Ooh. I think that’s the furthest I’ve cast yet. [giggles] That felt good. It’s really cool being in this club because you get to meet a lot of different people. And, we’re all like one big family – and that’s really good to have friends you can be really close with.

The Sport Fish restoration program supports our series.

For Texas Parks and Wildlife…I’m Cecilia Nasti.

Caddo Lake Paddling Trail

October 16th, 2018
Paddling on Caddo Lake

Paddling on Caddo Lake

This is Passport to Texas

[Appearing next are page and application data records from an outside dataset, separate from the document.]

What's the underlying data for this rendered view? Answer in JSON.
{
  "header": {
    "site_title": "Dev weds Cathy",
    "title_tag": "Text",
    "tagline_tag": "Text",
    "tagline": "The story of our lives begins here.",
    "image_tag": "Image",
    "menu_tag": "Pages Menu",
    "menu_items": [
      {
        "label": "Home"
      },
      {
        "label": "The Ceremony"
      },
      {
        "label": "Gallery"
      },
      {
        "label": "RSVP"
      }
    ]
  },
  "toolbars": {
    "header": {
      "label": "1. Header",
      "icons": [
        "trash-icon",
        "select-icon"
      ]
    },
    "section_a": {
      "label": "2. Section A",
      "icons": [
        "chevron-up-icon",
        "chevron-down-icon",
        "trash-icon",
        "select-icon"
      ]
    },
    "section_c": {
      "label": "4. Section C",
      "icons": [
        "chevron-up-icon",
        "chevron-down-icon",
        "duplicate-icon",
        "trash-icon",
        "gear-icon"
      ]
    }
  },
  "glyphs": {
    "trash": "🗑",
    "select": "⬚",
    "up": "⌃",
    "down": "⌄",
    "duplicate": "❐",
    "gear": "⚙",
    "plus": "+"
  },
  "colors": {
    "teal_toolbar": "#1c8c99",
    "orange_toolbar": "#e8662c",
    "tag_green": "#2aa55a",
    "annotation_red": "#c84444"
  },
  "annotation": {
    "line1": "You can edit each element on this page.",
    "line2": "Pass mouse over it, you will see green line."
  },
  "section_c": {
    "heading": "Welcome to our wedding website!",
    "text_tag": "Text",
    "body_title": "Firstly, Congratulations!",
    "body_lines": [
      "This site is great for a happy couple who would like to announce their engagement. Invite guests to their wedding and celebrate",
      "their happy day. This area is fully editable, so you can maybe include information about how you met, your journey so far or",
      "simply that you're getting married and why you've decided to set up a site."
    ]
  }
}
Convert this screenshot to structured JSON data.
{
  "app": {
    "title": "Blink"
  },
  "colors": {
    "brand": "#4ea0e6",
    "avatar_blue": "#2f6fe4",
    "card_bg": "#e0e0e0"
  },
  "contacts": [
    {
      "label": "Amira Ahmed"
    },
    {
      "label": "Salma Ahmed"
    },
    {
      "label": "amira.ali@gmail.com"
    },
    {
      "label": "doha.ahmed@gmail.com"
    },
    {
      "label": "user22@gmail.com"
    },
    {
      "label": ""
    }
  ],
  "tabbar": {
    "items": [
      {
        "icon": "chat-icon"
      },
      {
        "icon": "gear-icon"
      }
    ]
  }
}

Gliding along the paddling trails on Caddo Lake in East Texas is at once intimate and humbling: mist dancing on the water; banks flanked by giant, moss-covered bald cypress; the chorus of birds; habitat teaming with diverse and abundant wildlife. It’s a special place.

It’s beyond words to describe how wonderful this place is.

Vanessa Adams worked as a resource specialist with parks and wildlife.

The paddling trails here on Caddo Lake will get you back into some habitat that is just not everywhere, it’s unique. It gets you into a place that you may have never seen before.

Marshall, Texas resident, and Caddo Lake paddling enthusiast, Sandra Phillips, says she feels close to the earth when she’s on this enigmatic lake.

You can’t find this well really anywhere else. All the network of canals and the swampyness of it.

Caddo Lake is different every season; Adams says paddlers need to return often to experience the full effect.

You gotta get out on the boat, you gotta get in the swamp and you really gotta sit down and you gotta sit and listen.

Find more information about Caddo Lake and discover other unique Texas paddling trails on the Texas Parks and Wildlife website.

The Sport Fish restoration program supports our series.

For Texas Parks and Wildlife…I’m Cecilia Nasti.